= Dataset records =

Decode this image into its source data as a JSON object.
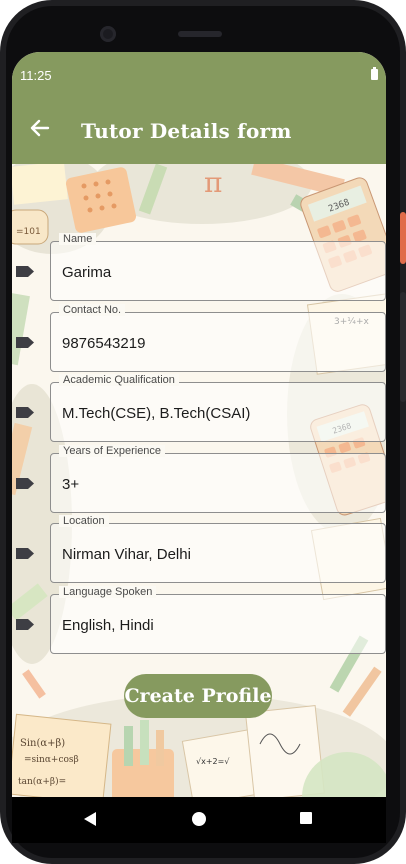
{
  "status_bar": {
    "time": "11:25"
  },
  "app_bar": {
    "title": "Tutor Details form"
  },
  "form": {
    "fields": [
      {
        "label": "Name",
        "value": "Garima"
      },
      {
        "label": "Contact No.",
        "value": "9876543219"
      },
      {
        "label": "Academic Qualification",
        "value": "M.Tech(CSE), B.Tech(CSAI)"
      },
      {
        "label": "Years of Experience",
        "value": "3+"
      },
      {
        "label": "Location",
        "value": "Nirman Vihar, Delhi"
      },
      {
        "label": "Language Spoken",
        "value": "English, Hindi"
      }
    ],
    "submit_label": "Create Profile"
  },
  "colors": {
    "accent": "#869a5f",
    "background": "#fbf7ee"
  },
  "icons": {
    "back": "arrow-left-icon",
    "field": "label-tag-icon"
  }
}
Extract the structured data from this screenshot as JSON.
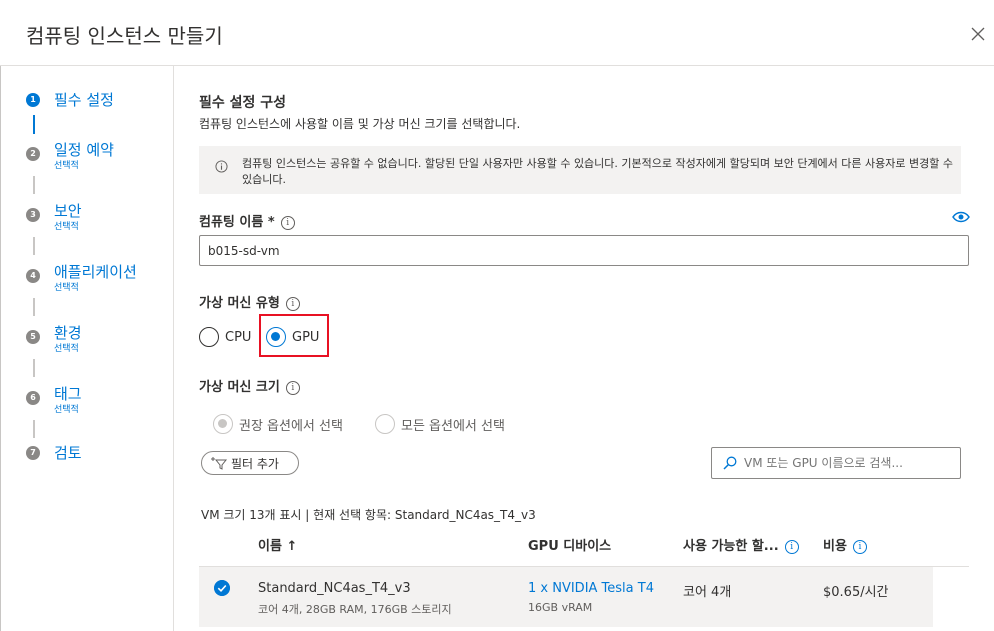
{
  "window": {
    "title": "컴퓨팅 인스턴스 만들기"
  },
  "nav": {
    "steps": [
      {
        "num": "1",
        "label": "필수 설정",
        "sub": ""
      },
      {
        "num": "2",
        "label": "일정 예약",
        "sub": "선택적"
      },
      {
        "num": "3",
        "label": "보안",
        "sub": "선택적"
      },
      {
        "num": "4",
        "label": "애플리케이션",
        "sub": "선택적"
      },
      {
        "num": "5",
        "label": "환경",
        "sub": "선택적"
      },
      {
        "num": "6",
        "label": "태그",
        "sub": "선택적"
      },
      {
        "num": "7",
        "label": "검토",
        "sub": ""
      }
    ]
  },
  "main": {
    "heading": "필수 설정 구성",
    "description": "컴퓨팅 인스턴스에 사용할 이름 및 가상 머신 크기를 선택합니다.",
    "info": "컴퓨팅 인스턴스는 공유할 수 없습니다. 할당된 단일 사용자만 사용할 수 있습니다. 기본적으로 작성자에게 할당되며 보안 단계에서 다른 사용자로 변경할 수 있습니다.",
    "compute_name_label": "컴퓨팅 이름 *",
    "compute_name_value": "b015-sd-vm",
    "vm_type_label": "가상 머신 유형",
    "vm_type_options": [
      "CPU",
      "GPU"
    ],
    "vm_type_selected": "GPU",
    "vm_size_label": "가상 머신 크기",
    "vm_size_options": [
      "권장 옵션에서 선택",
      "모든 옵션에서 선택"
    ],
    "filter_button": "필터 추가",
    "search_placeholder": "VM 또는 GPU 이름으로 검색...",
    "count_text": "VM 크기 13개 표시 | 현재 선택 항목: Standard_NC4as_T4_v3",
    "columns": {
      "name": "이름 ↑",
      "gpu": "GPU 디바이스",
      "available": "사용 가능한 할...",
      "cost": "비용"
    },
    "rows": [
      {
        "name": "Standard_NC4as_T4_v3",
        "specs": "코어 4개, 28GB RAM, 176GB 스토리지",
        "gpu": "1 x NVIDIA Tesla T4",
        "gpu_mem": "16GB vRAM",
        "available": "코어 4개",
        "cost": "$0.65/시간"
      }
    ]
  },
  "colors": {
    "accent": "#0078d4",
    "highlight": "#e81123"
  },
  "icons": [
    "close-icon",
    "info-icon",
    "eye-icon",
    "filter-icon",
    "search-icon",
    "checkmark-icon"
  ]
}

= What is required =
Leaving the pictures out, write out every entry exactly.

= Written answer =
Decode this image into its source data as a JSON object.
{
  "status_bar": {
    "time": "11:25"
  },
  "app_bar": {
    "title": "Tutor Details form"
  },
  "form": {
    "fields": [
      {
        "label": "Name",
        "value": "Garima"
      },
      {
        "label": "Contact No.",
        "value": "9876543219"
      },
      {
        "label": "Academic Qualification",
        "value": "M.Tech(CSE), B.Tech(CSAI)"
      },
      {
        "label": "Years of Experience",
        "value": "3+"
      },
      {
        "label": "Location",
        "value": "Nirman Vihar, Delhi"
      },
      {
        "label": "Language Spoken",
        "value": "English, Hindi"
      }
    ],
    "submit_label": "Create Profile"
  },
  "colors": {
    "accent": "#869a5f",
    "background": "#fbf7ee"
  },
  "icons": {
    "back": "arrow-left-icon",
    "field": "label-tag-icon"
  }
}
Extract the structured data from this screenshot as JSON.
{
  "window": {
    "title": "컴퓨팅 인스턴스 만들기"
  },
  "nav": {
    "steps": [
      {
        "num": "1",
        "label": "필수 설정",
        "sub": ""
      },
      {
        "num": "2",
        "label": "일정 예약",
        "sub": "선택적"
      },
      {
        "num": "3",
        "label": "보안",
        "sub": "선택적"
      },
      {
        "num": "4",
        "label": "애플리케이션",
        "sub": "선택적"
      },
      {
        "num": "5",
        "label": "환경",
        "sub": "선택적"
      },
      {
        "num": "6",
        "label": "태그",
        "sub": "선택적"
      },
      {
        "num": "7",
        "label": "검토",
        "sub": ""
      }
    ]
  },
  "main": {
    "heading": "필수 설정 구성",
    "description": "컴퓨팅 인스턴스에 사용할 이름 및 가상 머신 크기를 선택합니다.",
    "info": "컴퓨팅 인스턴스는 공유할 수 없습니다. 할당된 단일 사용자만 사용할 수 있습니다. 기본적으로 작성자에게 할당되며 보안 단계에서 다른 사용자로 변경할 수 있습니다.",
    "compute_name_label": "컴퓨팅 이름 *",
    "compute_name_value": "b015-sd-vm",
    "vm_type_label": "가상 머신 유형",
    "vm_type_options": [
      "CPU",
      "GPU"
    ],
    "vm_type_selected": "GPU",
    "vm_size_label": "가상 머신 크기",
    "vm_size_options": [
      "권장 옵션에서 선택",
      "모든 옵션에서 선택"
    ],
    "filter_button": "필터 추가",
    "search_placeholder": "VM 또는 GPU 이름으로 검색...",
    "count_text": "VM 크기 13개 표시 | 현재 선택 항목: Standard_NC4as_T4_v3",
    "columns": {
      "name": "이름 ↑",
      "gpu": "GPU 디바이스",
      "available": "사용 가능한 할...",
      "cost": "비용"
    },
    "rows": [
      {
        "name": "Standard_NC4as_T4_v3",
        "specs": "코어 4개, 28GB RAM, 176GB 스토리지",
        "gpu": "1 x NVIDIA Tesla T4",
        "gpu_mem": "16GB vRAM",
        "available": "코어 4개",
        "cost": "$0.65/시간"
      }
    ]
  },
  "colors": {
    "accent": "#0078d4",
    "highlight": "#e81123"
  },
  "icons": [
    "close-icon",
    "info-icon",
    "eye-icon",
    "filter-icon",
    "search-icon",
    "checkmark-icon"
  ]
}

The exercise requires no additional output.